## What this task involves
Would you write out all of the records that follow, exactly as they stand?

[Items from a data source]
+++

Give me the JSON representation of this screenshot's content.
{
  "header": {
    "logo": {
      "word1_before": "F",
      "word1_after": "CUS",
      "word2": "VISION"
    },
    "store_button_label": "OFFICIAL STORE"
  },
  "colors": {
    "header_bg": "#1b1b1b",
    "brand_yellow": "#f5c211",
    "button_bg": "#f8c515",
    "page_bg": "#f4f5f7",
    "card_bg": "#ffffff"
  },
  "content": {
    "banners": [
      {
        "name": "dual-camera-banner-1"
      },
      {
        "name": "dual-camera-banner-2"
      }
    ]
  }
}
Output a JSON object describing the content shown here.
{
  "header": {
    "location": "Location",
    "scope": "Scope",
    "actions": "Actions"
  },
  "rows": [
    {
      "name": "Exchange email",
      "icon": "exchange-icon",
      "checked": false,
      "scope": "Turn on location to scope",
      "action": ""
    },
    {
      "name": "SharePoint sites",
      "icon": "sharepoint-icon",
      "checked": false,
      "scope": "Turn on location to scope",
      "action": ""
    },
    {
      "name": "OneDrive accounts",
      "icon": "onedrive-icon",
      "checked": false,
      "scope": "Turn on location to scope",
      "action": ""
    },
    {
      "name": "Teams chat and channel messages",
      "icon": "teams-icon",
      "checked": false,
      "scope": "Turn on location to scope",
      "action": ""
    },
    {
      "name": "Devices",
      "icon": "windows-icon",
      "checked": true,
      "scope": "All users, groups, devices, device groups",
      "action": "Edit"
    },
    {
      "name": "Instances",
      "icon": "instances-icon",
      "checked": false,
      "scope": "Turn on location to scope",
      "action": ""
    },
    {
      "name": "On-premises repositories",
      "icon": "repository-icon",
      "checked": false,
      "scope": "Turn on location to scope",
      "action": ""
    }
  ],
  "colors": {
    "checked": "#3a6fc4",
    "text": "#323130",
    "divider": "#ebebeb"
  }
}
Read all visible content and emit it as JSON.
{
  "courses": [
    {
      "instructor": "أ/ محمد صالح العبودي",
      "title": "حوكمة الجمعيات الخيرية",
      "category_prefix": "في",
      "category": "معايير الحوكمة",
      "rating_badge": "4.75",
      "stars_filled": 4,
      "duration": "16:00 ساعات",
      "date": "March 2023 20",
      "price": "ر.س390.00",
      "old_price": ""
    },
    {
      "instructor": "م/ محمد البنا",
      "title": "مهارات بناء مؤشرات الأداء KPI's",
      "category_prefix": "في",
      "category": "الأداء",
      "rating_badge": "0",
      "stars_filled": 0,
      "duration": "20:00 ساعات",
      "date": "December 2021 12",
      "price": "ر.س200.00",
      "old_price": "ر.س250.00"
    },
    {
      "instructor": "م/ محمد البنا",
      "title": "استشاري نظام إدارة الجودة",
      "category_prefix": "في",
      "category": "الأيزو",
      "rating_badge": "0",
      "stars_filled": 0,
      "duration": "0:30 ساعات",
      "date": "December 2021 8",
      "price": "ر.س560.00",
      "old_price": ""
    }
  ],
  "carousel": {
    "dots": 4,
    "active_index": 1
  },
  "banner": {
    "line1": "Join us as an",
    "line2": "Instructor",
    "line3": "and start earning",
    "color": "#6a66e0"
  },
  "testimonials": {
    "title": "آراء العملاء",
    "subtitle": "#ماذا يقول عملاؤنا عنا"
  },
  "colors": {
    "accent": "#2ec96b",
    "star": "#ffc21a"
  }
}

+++

## Response area
Give me the JSON representation of this screenshot's content.
{
  "header": {
    "logo": {
      "word1_before": "F",
      "word1_after": "CUS",
      "word2": "VISION"
    },
    "store_button_label": "OFFICIAL STORE"
  },
  "colors": {
    "header_bg": "#1b1b1b",
    "brand_yellow": "#f5c211",
    "button_bg": "#f8c515",
    "page_bg": "#f4f5f7",
    "card_bg": "#ffffff"
  },
  "content": {
    "banners": [
      {
        "name": "dual-camera-banner-1"
      },
      {
        "name": "dual-camera-banner-2"
      }
    ]
  }
}
Output a JSON object describing the content shown here.
{
  "header": {
    "location": "Location",
    "scope": "Scope",
    "actions": "Actions"
  },
  "rows": [
    {
      "name": "Exchange email",
      "icon": "exchange-icon",
      "checked": false,
      "scope": "Turn on location to scope",
      "action": ""
    },
    {
      "name": "SharePoint sites",
      "icon": "sharepoint-icon",
      "checked": false,
      "scope": "Turn on location to scope",
      "action": ""
    },
    {
      "name": "OneDrive accounts",
      "icon": "onedrive-icon",
      "checked": false,
      "scope": "Turn on location to scope",
      "action": ""
    },
    {
      "name": "Teams chat and channel messages",
      "icon": "teams-icon",
      "checked": false,
      "scope": "Turn on location to scope",
      "action": ""
    },
    {
      "name": "Devices",
      "icon": "windows-icon",
      "checked": true,
      "scope": "All users, groups, devices, device groups",
      "action": "Edit"
    },
    {
      "name": "Instances",
      "icon": "instances-icon",
      "checked": false,
      "scope": "Turn on location to scope",
      "action": ""
    },
    {
      "name": "On-premises repositories",
      "icon": "repository-icon",
      "checked": false,
      "scope": "Turn on location to scope",
      "action": ""
    }
  ],
  "colors": {
    "checked": "#3a6fc4",
    "text": "#323130",
    "divider": "#ebebeb"
  }
}
Read all visible content and emit it as JSON.
{
  "courses": [
    {
      "instructor": "أ/ محمد صالح العبودي",
      "title": "حوكمة الجمعيات الخيرية",
      "category_prefix": "في",
      "category": "معايير الحوكمة",
      "rating_badge": "4.75",
      "stars_filled": 4,
      "duration": "16:00 ساعات",
      "date": "March 2023 20",
      "price": "ر.س390.00",
      "old_price": ""
    },
    {
      "instructor": "م/ محمد البنا",
      "title": "مهارات بناء مؤشرات الأداء KPI's",
      "category_prefix": "في",
      "category": "الأداء",
      "rating_badge": "0",
      "stars_filled": 0,
      "duration": "20:00 ساعات",
      "date": "December 2021 12",
      "price": "ر.س200.00",
      "old_price": "ر.س250.00"
    },
    {
      "instructor": "م/ محمد البنا",
      "title": "استشاري نظام إدارة الجودة",
      "category_prefix": "في",
      "category": "الأيزو",
      "rating_badge": "0",
      "stars_filled": 0,
      "duration": "0:30 ساعات",
      "date": "December 2021 8",
      "price": "ر.س560.00",
      "old_price": ""
    }
  ],
  "carousel": {
    "dots": 4,
    "active_index": 1
  },
  "banner": {
    "line1": "Join us as an",
    "line2": "Instructor",
    "line3": "and start earning",
    "color": "#6a66e0"
  },
  "testimonials": {
    "title": "آراء العملاء",
    "subtitle": "#ماذا يقول عملاؤنا عنا"
  },
  "colors": {
    "accent": "#2ec96b",
    "star": "#ffc21a"
  }
}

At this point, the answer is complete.